» **BRIEF**
Go line by line through the entries and show those that hold the string "name".

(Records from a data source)

=====

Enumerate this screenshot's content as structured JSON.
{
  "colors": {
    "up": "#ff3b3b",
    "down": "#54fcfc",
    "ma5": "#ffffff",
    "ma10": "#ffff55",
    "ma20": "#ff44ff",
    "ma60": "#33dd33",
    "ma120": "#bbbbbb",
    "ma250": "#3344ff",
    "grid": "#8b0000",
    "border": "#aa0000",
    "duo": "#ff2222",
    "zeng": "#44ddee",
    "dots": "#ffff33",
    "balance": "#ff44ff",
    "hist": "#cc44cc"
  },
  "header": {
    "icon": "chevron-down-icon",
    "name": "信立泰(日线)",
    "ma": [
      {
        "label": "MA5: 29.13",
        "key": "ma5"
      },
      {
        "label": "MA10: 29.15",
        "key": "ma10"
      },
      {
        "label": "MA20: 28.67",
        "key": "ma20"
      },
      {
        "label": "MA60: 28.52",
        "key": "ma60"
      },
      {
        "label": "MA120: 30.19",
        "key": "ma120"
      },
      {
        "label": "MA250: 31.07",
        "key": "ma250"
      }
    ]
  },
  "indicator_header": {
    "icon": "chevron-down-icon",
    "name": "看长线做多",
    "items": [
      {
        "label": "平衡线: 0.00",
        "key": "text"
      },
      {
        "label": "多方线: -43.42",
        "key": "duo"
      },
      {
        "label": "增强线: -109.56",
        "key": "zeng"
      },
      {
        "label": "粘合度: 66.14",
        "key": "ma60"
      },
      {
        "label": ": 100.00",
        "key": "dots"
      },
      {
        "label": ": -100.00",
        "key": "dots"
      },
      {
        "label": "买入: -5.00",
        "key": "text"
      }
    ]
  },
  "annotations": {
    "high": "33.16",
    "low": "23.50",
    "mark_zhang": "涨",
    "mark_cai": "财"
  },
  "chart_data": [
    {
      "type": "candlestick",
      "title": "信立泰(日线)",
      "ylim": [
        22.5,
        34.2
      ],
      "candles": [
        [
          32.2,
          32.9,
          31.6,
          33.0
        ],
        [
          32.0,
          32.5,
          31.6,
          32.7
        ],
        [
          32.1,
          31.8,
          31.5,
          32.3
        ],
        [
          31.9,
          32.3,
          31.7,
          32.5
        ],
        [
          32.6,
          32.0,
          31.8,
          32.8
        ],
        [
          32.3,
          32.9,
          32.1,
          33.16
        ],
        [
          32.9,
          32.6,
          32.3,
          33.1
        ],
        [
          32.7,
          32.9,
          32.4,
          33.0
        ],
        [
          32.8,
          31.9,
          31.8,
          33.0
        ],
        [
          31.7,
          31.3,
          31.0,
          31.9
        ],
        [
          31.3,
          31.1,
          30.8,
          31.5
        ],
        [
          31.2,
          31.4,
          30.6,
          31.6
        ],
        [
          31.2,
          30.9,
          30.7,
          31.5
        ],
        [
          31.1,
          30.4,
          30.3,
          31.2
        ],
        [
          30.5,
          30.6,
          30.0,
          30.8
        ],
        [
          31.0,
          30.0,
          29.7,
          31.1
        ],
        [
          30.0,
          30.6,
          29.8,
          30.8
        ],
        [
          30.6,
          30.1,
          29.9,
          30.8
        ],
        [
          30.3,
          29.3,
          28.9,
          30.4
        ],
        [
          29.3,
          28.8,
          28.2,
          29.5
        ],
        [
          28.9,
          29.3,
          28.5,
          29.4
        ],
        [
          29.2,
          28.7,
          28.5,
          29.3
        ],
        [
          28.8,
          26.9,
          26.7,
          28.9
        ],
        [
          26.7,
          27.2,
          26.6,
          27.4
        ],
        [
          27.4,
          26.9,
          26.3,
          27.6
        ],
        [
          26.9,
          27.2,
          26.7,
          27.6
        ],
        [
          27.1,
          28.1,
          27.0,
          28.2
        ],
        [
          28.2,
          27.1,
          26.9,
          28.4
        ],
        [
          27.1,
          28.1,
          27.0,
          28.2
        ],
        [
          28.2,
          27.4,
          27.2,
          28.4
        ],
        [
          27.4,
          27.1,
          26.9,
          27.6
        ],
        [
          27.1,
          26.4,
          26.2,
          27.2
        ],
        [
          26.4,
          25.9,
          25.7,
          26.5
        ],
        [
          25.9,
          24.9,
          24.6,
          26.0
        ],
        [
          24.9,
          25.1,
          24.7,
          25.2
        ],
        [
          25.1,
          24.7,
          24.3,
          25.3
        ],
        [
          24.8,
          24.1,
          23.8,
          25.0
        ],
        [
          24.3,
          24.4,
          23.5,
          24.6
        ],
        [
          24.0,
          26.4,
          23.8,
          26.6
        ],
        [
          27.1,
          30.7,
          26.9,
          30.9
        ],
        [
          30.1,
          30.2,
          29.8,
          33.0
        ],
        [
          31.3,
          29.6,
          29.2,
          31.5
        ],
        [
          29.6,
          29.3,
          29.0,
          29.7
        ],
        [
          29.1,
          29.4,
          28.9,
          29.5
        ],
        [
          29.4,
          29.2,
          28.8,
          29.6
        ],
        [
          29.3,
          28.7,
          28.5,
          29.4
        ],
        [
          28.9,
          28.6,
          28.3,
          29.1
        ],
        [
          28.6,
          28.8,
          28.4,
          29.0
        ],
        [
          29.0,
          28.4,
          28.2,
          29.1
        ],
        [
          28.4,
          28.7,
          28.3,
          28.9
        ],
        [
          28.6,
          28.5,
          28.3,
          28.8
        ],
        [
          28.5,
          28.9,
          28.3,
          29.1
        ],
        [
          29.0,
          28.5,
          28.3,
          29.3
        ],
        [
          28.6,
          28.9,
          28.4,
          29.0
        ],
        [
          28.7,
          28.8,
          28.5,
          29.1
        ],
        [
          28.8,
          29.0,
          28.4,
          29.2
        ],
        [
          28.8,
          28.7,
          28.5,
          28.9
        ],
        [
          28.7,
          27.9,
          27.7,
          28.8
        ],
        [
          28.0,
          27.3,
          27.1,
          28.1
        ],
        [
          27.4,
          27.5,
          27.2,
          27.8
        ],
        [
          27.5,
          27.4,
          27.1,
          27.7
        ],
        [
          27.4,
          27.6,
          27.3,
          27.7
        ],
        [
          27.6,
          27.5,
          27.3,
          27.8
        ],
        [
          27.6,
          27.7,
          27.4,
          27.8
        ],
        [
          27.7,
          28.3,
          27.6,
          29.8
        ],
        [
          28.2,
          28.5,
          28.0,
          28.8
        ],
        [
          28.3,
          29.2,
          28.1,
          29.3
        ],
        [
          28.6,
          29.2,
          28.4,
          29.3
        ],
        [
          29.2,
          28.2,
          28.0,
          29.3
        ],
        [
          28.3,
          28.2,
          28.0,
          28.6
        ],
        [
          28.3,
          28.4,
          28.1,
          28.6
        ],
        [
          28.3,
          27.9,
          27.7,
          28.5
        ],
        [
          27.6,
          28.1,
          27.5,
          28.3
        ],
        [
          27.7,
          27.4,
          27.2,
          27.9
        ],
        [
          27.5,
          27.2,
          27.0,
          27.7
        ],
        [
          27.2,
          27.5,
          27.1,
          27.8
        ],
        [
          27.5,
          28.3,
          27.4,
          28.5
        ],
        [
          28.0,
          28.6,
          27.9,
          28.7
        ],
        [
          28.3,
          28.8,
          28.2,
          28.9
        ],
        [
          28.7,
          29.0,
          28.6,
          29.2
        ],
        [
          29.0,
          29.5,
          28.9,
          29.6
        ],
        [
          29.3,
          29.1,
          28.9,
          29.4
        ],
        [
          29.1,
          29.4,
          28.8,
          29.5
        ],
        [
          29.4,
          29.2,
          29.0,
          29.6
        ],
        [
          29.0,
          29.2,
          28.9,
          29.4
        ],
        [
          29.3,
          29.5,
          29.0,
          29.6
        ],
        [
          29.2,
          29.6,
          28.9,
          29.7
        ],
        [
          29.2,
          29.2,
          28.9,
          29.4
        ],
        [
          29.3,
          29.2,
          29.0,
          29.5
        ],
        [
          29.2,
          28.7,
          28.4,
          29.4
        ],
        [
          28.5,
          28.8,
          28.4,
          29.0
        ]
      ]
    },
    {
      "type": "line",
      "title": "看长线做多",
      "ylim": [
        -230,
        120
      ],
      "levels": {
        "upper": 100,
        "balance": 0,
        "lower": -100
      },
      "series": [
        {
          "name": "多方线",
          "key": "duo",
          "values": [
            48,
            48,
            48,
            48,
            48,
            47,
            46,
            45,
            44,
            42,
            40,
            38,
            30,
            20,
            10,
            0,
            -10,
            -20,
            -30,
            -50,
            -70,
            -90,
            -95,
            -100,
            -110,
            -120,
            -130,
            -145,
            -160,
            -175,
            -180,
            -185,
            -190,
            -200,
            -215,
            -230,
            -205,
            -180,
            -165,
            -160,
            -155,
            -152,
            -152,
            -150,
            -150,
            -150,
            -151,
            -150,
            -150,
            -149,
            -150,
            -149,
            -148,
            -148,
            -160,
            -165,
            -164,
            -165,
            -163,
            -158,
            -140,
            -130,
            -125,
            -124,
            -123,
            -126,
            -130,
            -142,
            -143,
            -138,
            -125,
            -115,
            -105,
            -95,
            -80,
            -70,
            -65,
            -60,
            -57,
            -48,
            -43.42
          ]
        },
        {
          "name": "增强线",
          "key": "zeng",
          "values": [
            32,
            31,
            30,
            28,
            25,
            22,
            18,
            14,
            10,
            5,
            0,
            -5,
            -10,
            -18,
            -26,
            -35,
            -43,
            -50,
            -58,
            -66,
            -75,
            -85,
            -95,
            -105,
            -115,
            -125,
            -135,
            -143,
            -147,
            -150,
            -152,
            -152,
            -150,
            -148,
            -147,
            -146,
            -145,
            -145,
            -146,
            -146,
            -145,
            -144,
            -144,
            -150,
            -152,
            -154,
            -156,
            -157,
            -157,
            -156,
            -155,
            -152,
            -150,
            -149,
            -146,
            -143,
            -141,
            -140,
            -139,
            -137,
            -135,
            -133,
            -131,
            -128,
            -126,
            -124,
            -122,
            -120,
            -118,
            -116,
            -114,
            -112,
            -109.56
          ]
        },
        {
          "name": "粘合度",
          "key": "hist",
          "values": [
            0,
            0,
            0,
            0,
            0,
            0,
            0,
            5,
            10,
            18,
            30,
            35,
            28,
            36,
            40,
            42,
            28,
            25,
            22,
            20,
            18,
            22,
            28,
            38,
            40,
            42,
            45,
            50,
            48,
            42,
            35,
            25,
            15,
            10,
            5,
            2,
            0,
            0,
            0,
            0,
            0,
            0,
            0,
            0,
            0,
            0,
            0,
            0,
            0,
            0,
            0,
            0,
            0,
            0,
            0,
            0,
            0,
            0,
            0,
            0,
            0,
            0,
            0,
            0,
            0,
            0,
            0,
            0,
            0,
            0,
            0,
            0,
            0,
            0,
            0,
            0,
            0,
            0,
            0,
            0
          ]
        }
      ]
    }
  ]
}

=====

» **ANSWER SPACE**
    "name": "信立泰(日线)",
    "name": "看长线做多",
          "name": "多方线",
          "name": "增强线",
          "name": "粘合度",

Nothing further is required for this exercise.